The poor thing is just miserable, and I feel miserable for him.

I was going to share a picture from the local paper today; there’s an article in it about my upcoming book signing, but I think I’ll wait a day or so.  Poor Buddy’s at the top of my thoughts at the moment, so here’s a picture of him from earlier this year, snuggling up to Cricket one morning as I was heading off to work.  He’s one of the most affectionate cats I’ve ever had the privilege to know, and I hope he makes it through this.

How do you cope with an ill pet?

(c) 2015.  All rights reserved.


The sky is a beautiful blue today.  Here and there I can see a wisp of cloud stretched out like gauze.  The sun is shining, there is a bit of a breeze, and the humidity is down, keeping the 90° temperatures bearable and keeping my kids in school all day.

My kids, now there’s a thought.  Today is so much like another September Tuesday that it’s really quite eerie, only I was the kid then.  I was the one getting ready to head off to school that Tuesday morning, under skies that were just as blue, with clouds that were just as gauzy and sun that shone just as brightly.

That Tuesday was eleven years ago today.

Circumstantial influence

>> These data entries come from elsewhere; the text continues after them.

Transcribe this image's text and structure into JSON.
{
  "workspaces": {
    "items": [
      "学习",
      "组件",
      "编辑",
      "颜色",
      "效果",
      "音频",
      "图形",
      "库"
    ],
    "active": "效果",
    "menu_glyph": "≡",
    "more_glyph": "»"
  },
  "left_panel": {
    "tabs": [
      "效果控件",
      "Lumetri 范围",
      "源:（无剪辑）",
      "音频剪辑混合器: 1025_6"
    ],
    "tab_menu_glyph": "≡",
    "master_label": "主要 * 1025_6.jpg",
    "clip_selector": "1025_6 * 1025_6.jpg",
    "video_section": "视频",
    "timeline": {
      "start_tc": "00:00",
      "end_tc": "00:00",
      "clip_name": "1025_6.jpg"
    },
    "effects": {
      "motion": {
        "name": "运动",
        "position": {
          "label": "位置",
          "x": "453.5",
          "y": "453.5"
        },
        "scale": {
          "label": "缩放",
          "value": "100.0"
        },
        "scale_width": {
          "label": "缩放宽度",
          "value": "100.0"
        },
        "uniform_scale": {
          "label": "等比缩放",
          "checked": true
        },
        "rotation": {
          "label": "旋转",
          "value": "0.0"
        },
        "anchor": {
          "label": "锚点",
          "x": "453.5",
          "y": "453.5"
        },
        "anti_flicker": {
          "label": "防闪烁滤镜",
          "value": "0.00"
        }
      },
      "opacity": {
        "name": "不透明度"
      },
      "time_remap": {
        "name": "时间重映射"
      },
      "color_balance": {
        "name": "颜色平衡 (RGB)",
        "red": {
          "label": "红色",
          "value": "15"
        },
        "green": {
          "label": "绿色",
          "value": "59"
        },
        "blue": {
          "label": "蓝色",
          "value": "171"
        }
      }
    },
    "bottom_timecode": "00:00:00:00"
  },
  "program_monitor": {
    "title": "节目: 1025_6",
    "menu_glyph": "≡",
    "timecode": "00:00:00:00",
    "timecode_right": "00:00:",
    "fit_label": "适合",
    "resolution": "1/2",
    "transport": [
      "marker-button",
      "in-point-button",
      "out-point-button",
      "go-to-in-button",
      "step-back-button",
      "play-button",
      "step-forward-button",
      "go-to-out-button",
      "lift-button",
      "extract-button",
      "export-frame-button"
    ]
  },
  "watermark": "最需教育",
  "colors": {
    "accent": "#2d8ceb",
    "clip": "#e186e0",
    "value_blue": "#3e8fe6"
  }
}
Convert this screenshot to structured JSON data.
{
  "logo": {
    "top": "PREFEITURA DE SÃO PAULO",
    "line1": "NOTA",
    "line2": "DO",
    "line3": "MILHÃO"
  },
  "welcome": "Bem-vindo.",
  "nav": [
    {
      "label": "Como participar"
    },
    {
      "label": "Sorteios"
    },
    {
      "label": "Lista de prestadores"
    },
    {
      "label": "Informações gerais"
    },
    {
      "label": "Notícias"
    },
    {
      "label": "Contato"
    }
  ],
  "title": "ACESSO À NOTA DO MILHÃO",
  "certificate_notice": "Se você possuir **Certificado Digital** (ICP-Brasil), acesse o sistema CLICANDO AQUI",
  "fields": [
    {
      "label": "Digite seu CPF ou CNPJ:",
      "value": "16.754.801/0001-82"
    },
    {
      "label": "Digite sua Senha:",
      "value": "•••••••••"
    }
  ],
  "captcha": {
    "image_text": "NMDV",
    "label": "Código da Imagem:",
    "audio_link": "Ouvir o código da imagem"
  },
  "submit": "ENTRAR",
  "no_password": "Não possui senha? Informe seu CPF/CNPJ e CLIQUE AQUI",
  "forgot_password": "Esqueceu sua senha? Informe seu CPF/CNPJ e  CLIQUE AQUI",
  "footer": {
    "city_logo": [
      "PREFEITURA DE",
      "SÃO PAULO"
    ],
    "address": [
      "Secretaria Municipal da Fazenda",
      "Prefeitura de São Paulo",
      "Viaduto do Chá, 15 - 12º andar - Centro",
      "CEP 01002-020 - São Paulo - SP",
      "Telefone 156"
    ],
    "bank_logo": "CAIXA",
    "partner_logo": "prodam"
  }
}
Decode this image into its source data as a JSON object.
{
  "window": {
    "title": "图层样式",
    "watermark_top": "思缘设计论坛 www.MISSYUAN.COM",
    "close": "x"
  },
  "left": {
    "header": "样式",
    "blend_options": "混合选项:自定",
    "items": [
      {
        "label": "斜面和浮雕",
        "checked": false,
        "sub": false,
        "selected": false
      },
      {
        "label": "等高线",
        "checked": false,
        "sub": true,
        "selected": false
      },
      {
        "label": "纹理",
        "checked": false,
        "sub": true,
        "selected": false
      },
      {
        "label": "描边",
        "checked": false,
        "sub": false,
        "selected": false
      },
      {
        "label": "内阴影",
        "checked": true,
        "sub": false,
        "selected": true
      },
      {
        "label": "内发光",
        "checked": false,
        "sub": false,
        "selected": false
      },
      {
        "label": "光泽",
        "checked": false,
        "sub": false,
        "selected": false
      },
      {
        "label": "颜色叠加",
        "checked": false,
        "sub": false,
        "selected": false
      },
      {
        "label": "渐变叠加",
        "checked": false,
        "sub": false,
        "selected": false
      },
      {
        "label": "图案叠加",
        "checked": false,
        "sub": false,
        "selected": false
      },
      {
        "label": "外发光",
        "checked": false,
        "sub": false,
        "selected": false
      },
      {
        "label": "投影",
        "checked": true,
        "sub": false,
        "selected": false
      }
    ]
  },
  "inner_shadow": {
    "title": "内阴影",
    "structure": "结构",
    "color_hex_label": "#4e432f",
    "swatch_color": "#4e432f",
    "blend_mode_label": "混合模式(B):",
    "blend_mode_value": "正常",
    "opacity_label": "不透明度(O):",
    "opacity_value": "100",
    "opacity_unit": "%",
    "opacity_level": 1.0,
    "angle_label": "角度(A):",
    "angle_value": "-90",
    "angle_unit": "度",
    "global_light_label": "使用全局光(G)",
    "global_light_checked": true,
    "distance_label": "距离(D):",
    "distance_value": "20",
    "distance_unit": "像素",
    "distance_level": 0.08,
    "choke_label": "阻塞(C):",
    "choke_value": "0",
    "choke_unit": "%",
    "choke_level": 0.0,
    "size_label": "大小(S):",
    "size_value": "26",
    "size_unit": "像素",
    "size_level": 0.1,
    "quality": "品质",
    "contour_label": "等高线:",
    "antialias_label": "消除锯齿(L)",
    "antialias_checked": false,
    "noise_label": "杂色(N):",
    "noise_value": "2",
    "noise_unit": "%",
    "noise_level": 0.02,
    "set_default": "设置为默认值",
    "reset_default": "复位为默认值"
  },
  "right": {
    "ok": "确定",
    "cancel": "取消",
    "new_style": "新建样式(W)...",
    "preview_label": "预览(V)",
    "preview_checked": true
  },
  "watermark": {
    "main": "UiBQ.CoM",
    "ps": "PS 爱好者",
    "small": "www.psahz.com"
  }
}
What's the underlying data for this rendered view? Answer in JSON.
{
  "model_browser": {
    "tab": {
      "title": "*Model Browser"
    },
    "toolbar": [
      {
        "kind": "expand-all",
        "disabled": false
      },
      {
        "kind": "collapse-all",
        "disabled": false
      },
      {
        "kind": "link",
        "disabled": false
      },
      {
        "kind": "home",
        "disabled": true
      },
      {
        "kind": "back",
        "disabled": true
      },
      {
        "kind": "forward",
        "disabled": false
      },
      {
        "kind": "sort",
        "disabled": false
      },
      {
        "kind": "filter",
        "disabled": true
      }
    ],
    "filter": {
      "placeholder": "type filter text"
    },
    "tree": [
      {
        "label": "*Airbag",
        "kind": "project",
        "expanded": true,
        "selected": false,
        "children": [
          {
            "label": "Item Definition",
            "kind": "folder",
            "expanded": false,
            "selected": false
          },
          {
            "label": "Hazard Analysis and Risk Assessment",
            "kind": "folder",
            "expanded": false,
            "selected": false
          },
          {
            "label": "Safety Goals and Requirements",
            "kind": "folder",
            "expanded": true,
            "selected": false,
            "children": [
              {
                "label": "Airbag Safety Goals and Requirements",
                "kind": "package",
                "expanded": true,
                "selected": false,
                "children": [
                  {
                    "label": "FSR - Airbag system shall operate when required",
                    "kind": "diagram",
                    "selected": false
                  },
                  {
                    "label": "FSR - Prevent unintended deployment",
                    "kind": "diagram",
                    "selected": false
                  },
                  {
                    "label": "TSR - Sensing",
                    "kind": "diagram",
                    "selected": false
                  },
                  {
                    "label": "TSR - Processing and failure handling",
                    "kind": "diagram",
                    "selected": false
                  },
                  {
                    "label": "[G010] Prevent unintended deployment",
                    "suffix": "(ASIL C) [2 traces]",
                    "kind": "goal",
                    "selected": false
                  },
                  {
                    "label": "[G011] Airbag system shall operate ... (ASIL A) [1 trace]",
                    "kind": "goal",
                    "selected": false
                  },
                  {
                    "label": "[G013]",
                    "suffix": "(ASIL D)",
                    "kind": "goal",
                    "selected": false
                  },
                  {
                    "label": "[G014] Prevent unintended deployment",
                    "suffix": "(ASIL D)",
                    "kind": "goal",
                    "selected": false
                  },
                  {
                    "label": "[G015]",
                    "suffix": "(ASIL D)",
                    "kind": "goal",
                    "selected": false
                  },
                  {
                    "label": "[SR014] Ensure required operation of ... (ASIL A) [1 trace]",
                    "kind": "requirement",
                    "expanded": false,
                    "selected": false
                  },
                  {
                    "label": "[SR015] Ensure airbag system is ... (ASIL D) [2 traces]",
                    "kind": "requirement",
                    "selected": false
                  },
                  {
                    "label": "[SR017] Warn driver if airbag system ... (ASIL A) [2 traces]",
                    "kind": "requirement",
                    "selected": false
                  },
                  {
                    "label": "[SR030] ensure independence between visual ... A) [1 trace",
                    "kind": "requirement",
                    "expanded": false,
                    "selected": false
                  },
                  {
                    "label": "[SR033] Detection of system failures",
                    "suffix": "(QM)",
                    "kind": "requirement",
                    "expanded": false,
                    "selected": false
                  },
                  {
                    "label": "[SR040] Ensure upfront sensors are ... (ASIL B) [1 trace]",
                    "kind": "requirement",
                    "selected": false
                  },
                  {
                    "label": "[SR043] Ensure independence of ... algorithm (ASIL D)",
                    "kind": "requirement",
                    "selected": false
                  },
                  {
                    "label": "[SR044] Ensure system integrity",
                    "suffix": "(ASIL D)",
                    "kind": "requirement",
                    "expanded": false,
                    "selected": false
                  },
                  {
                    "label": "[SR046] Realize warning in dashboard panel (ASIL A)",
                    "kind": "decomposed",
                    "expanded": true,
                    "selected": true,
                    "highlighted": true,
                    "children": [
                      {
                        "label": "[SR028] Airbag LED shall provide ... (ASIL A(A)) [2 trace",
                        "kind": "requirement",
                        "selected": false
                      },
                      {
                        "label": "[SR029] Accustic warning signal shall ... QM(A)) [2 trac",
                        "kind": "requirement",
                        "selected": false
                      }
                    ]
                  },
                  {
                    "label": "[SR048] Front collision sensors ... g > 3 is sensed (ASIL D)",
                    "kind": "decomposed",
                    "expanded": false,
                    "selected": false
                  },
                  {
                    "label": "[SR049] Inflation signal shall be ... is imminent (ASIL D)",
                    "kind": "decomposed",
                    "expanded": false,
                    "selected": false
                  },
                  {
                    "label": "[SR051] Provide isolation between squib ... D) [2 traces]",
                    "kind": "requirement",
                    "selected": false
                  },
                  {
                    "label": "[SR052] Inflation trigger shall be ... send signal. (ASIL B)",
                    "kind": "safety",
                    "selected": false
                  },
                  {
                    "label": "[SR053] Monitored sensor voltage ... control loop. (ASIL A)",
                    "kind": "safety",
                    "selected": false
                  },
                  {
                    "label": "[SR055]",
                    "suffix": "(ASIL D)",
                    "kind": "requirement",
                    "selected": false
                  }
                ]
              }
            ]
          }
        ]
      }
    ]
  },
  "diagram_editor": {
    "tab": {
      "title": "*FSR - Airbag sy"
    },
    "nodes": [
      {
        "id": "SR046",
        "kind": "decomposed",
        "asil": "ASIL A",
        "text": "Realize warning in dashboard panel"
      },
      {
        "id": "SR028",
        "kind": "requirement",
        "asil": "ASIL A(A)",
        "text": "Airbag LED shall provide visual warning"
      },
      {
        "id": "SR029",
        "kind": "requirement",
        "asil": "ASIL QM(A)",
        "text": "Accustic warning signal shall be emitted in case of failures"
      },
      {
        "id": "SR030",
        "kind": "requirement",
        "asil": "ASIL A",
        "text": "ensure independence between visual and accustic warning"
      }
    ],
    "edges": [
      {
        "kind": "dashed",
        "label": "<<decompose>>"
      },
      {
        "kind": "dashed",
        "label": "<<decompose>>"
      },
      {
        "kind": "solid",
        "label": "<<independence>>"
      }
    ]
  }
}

Due to circumstances beyond my control, my usual Photo Friday post didn’t make it yesterday. As a result of other circumstances somewhat more within my sphere of influence, I’ve now had time to put it together. Stay tuned – it should be up this afternoon!

(c) 2012. All rights reserved.

Redefining extraordinary


This post began its humble life as a comment on my friend Tricia’s blog post “Extraordinary.”  It was late and I began writing, suddenly wide awake.  Pretty soon, I realized that my comment could easily become as long as her actual post if I wasn’t careful.

I first read Tricia’s post on Griffin’s Quill and I found it absolutely amazing because I’ve been dealing with so many of the feelings she mentions in her post myself lately.  So much of my life is one long, monotonous march toward the end – the end of the laundry, the end of the dishes, the endless cries of, “Don’t do that!” and “Don’t hit your brother!” and “Play nice!” and “Stay in bed, for the love of God!”  It’s dreary and dreadful and mind-numbingly boring some days.  I feel like I’m living in a fog.

But then, I open a book.